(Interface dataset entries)
---*---
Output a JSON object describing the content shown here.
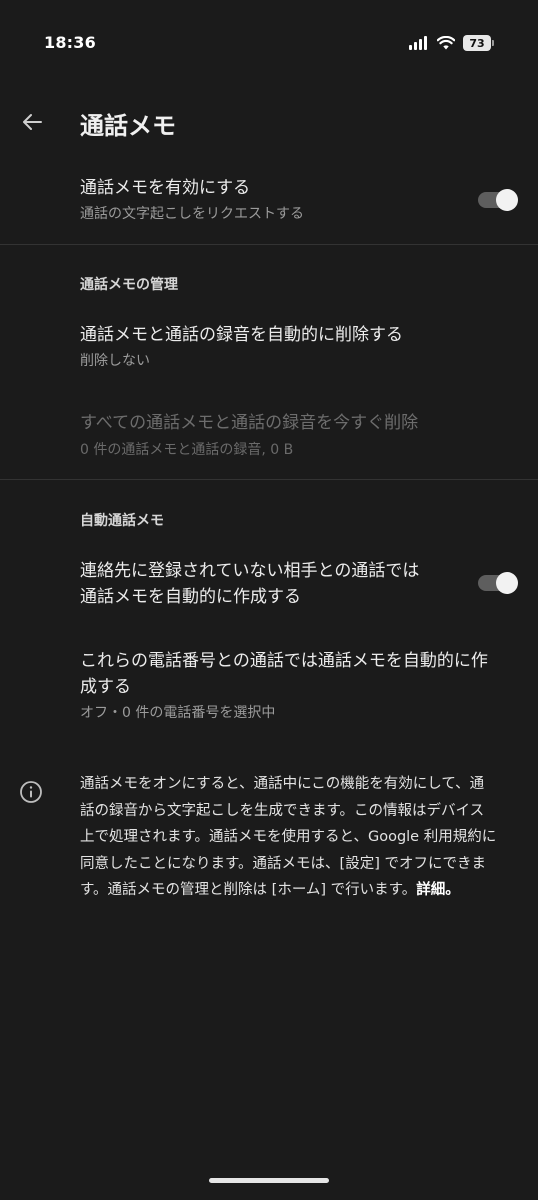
{
  "status_bar": {
    "time": "18:36",
    "battery_level": "73"
  },
  "app_bar": {
    "title": "通話メモ"
  },
  "enable_memo": {
    "title": "通話メモを有効にする",
    "subtitle": "通話の文字起こしをリクエストする",
    "toggle_on": true
  },
  "management": {
    "header": "通話メモの管理",
    "auto_delete": {
      "title": "通話メモと通話の録音を自動的に削除する",
      "subtitle": "削除しない"
    },
    "delete_all": {
      "title": "すべての通話メモと通話の録音を今すぐ削除",
      "subtitle": "0 件の通話メモと通話の録音, 0 B",
      "enabled": false
    }
  },
  "auto_memo": {
    "header": "自動通話メモ",
    "unknown_callers": {
      "title_line1": "連絡先に登録されていない相手との通話では",
      "title_line2": "通話メモを自動的に作成する",
      "toggle_on": true
    },
    "selected_numbers": {
      "title_line1": "これらの電話番号との通話では通話メモを自動的に作",
      "title_line2": "成する",
      "subtitle": "オフ・0 件の電話番号を選択中"
    }
  },
  "info": {
    "line1": "通話メモをオンにすると、通話中にこの機能を有効にして、通",
    "line2": "話の録音から文字起こしを生成できます。この情報はデバイス",
    "line3": "上で処理されます。通話メモを使用すると、Google 利用規約に",
    "line4": "同意したことになります。通話メモは、[設定] でオフにできま",
    "line5_text": "す。通話メモの管理と削除は [ホーム] で行います。",
    "link": "詳細。"
  },
  "colors": {
    "background": "#1b1b1b",
    "toggle_track": "#5e5e5e",
    "toggle_thumb": "#f2f2f2"
  },
  "icons": {
    "back": "arrow-left-icon",
    "info": "info-circle-icon",
    "signal": "cell-signal-icon",
    "wifi": "wifi-icon",
    "battery": "battery-icon"
  }
}
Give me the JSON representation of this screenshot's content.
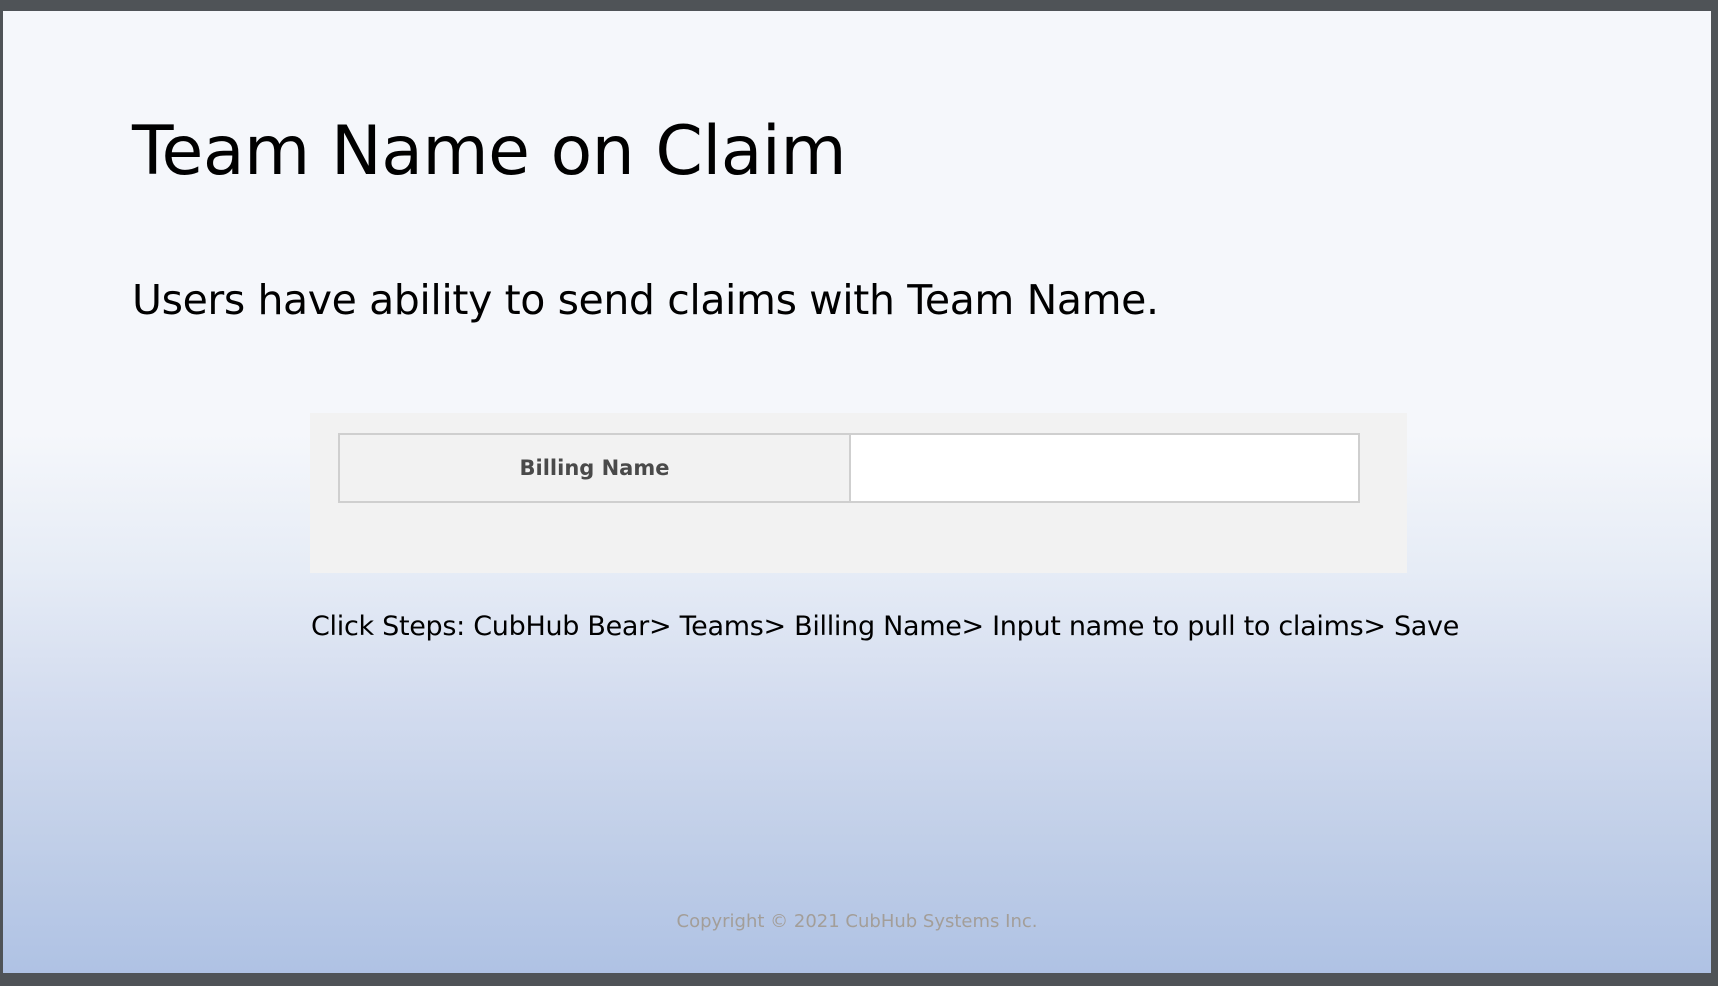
{
  "slide": {
    "title": "Team Name on Claim",
    "subtitle": "Users have ability to send claims with Team Name.",
    "form": {
      "billing_name_label": "Billing Name",
      "billing_name_value": ""
    },
    "click_steps": "Click Steps: CubHub Bear> Teams> Billing Name> Input name to pull to claims> Save",
    "copyright": "Copyright © 2021 CubHub Systems Inc."
  },
  "colors": {
    "background_top": "#f5f7fb",
    "background_bottom": "#afc2e4",
    "panel": "#f2f2f2",
    "label_text": "#4a4a4a",
    "copyright_text": "#a39e99"
  }
}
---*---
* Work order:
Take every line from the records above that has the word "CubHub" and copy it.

* Task output:
    "click_steps": "Click Steps: CubHub Bear> Teams> Billing Name> Input name to pull to claims> Save",
    "copyright": "Copyright © 2021 CubHub Systems Inc."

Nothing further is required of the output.